*Work request*.
Print out all the records, word for word.

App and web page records
--------------------------------------------------

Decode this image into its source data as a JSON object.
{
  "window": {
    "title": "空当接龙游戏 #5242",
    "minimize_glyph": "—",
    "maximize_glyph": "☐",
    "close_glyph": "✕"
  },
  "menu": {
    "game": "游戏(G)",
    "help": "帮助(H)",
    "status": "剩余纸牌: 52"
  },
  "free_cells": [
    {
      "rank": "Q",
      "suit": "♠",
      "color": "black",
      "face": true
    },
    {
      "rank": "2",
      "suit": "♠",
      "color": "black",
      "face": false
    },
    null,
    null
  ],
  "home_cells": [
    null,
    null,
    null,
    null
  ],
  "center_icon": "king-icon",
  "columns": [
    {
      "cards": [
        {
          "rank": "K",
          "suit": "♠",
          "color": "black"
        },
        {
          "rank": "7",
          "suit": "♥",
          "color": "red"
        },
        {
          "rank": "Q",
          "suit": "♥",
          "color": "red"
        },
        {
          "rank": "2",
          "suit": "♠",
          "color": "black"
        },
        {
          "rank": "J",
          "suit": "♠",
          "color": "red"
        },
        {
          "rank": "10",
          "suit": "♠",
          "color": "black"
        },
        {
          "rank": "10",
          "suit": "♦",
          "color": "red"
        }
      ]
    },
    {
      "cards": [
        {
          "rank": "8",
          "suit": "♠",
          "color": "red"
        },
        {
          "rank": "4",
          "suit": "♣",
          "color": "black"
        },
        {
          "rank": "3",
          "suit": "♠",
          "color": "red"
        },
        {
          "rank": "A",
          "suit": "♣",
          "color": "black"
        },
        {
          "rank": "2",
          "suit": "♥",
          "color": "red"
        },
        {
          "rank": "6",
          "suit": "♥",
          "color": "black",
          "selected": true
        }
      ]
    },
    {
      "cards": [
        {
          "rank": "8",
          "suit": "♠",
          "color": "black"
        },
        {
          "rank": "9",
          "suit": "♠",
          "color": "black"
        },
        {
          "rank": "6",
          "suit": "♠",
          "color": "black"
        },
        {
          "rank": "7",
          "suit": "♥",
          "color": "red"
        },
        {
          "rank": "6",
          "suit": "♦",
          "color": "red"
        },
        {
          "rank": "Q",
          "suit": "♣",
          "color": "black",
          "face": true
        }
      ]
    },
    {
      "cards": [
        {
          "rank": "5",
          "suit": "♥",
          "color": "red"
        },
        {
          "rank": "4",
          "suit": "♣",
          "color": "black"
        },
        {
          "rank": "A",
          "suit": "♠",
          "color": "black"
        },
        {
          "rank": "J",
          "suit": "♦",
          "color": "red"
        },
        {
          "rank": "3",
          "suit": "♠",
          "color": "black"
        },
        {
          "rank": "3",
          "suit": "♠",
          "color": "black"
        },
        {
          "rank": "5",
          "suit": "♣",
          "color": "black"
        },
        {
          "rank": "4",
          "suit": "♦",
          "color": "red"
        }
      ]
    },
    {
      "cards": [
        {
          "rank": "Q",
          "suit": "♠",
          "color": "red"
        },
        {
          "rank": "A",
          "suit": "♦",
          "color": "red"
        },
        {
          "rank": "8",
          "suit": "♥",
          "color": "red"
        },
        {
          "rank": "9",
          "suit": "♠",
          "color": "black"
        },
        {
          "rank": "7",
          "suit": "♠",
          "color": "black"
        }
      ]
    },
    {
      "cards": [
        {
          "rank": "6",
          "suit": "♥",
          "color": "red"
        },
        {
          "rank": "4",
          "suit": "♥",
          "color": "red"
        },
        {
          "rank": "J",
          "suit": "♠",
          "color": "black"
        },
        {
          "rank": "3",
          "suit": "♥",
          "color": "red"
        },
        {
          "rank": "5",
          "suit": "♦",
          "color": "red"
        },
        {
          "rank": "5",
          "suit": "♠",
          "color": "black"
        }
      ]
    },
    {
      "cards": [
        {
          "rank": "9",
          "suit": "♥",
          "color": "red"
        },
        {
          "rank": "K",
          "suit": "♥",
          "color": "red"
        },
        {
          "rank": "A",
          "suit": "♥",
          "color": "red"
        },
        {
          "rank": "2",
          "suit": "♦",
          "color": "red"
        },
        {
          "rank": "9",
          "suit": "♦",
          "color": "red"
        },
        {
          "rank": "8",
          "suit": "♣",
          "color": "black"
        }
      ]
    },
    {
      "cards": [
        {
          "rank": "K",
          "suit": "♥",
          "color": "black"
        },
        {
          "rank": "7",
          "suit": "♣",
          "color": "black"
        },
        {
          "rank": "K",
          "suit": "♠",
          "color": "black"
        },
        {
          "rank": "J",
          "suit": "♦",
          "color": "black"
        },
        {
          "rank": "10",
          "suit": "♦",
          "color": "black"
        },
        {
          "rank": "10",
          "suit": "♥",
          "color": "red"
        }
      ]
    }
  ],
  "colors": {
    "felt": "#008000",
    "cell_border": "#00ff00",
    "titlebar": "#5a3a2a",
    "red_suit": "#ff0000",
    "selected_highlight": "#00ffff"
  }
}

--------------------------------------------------

*The answer*.
Decode this image into its source data as a JSON object.
{
  "window": {
    "title": "空当接龙游戏 #5242",
    "minimize_glyph": "—",
    "maximize_glyph": "☐",
    "close_glyph": "✕"
  },
  "menu": {
    "game": "游戏(G)",
    "help": "帮助(H)",
    "status": "剩余纸牌: 52"
  },
  "free_cells": [
    {
      "rank": "Q",
      "suit": "♠",
      "color": "black",
      "face": true
    },
    {
      "rank": "2",
      "suit": "♠",
      "color": "black",
      "face": false
    },
    null,
    null
  ],
  "home_cells": [
    null,
    null,
    null,
    null
  ],
  "center_icon": "king-icon",
  "columns": [
    {
      "cards": [
        {
          "rank": "K",
          "suit": "♠",
          "color": "black"
        },
        {
          "rank": "7",
          "suit": "♥",
          "color": "red"
        },
        {
          "rank": "Q",
          "suit": "♥",
          "color": "red"
        },
        {
          "rank": "2",
          "suit": "♠",
          "color": "black"
        },
        {
          "rank": "J",
          "suit": "♠",
          "color": "red"
        },
        {
          "rank": "10",
          "suit": "♠",
          "color": "black"
        },
        {
          "rank": "10",
          "suit": "♦",
          "color": "red"
        }
      ]
    },
    {
      "cards": [
        {
          "rank": "8",
          "suit": "♠",
          "color": "red"
        },
        {
          "rank": "4",
          "suit": "♣",
          "color": "black"
        },
        {
          "rank": "3",
          "suit": "♠",
          "color": "red"
        },
        {
          "rank": "A",
          "suit": "♣",
          "color": "black"
        },
        {
          "rank": "2",
          "suit": "♥",
          "color": "red"
        },
        {
          "rank": "6",
          "suit": "♥",
          "color": "black",
          "selected": true
        }
      ]
    },
    {
      "cards": [
        {
          "rank": "8",
          "suit": "♠",
          "color": "black"
        },
        {
          "rank": "9",
          "suit": "♠",
          "color": "black"
        },
        {
          "rank": "6",
          "suit": "♠",
          "color": "black"
        },
        {
          "rank": "7",
          "suit": "♥",
          "color": "red"
        },
        {
          "rank": "6",
          "suit": "♦",
          "color": "red"
        },
        {
          "rank": "Q",
          "suit": "♣",
          "color": "black",
          "face": true
        }
      ]
    },
    {
      "cards": [
        {
          "rank": "5",
          "suit": "♥",
          "color": "red"
        },
        {
          "rank": "4",
          "suit": "♣",
          "color": "black"
        },
        {
          "rank": "A",
          "suit": "♠",
          "color": "black"
        },
        {
          "rank": "J",
          "suit": "♦",
          "color": "red"
        },
        {
          "rank": "3",
          "suit": "♠",
          "color": "black"
        },
        {
          "rank": "3",
          "suit": "♠",
          "color": "black"
        },
        {
          "rank": "5",
          "suit": "♣",
          "color": "black"
        },
        {
          "rank": "4",
          "suit": "♦",
          "color": "red"
        }
      ]
    },
    {
      "cards": [
        {
          "rank": "Q",
          "suit": "♠",
          "color": "red"
        },
        {
          "rank": "A",
          "suit": "♦",
          "color": "red"
        },
        {
          "rank": "8",
          "suit": "♥",
          "color": "red"
        },
        {
          "rank": "9",
          "suit": "♠",
          "color": "black"
        },
        {
          "rank": "7",
          "suit": "♠",
          "color": "black"
        }
      ]
    },
    {
      "cards": [
        {
          "rank": "6",
          "suit": "♥",
          "color": "red"
        },
        {
          "rank": "4",
          "suit": "♥",
          "color": "red"
        },
        {
          "rank": "J",
          "suit": "♠",
          "color": "black"
        },
        {
          "rank": "3",
          "suit": "♥",
          "color": "red"
        },
        {
          "rank": "5",
          "suit": "♦",
          "color": "red"
        },
        {
          "rank": "5",
          "suit": "♠",
          "color": "black"
        }
      ]
    },
    {
      "cards": [
        {
          "rank": "9",
          "suit": "♥",
          "color": "red"
        },
        {
          "rank": "K",
          "suit": "♥",
          "color": "red"
        },
        {
          "rank": "A",
          "suit": "♥",
          "color": "red"
        },
        {
          "rank": "2",
          "suit": "♦",
          "color": "red"
        },
        {
          "rank": "9",
          "suit": "♦",
          "color": "red"
        },
        {
          "rank": "8",
          "suit": "♣",
          "color": "black"
        }
      ]
    },
    {
      "cards": [
        {
          "rank": "K",
          "suit": "♥",
          "color": "black"
        },
        {
          "rank": "7",
          "suit": "♣",
          "color": "black"
        },
        {
          "rank": "K",
          "suit": "♠",
          "color": "black"
        },
        {
          "rank": "J",
          "suit": "♦",
          "color": "black"
        },
        {
          "rank": "10",
          "suit": "♦",
          "color": "black"
        },
        {
          "rank": "10",
          "suit": "♥",
          "color": "red"
        }
      ]
    }
  ],
  "colors": {
    "felt": "#008000",
    "cell_border": "#00ff00",
    "titlebar": "#5a3a2a",
    "red_suit": "#ff0000",
    "selected_highlight": "#00ffff"
  }
}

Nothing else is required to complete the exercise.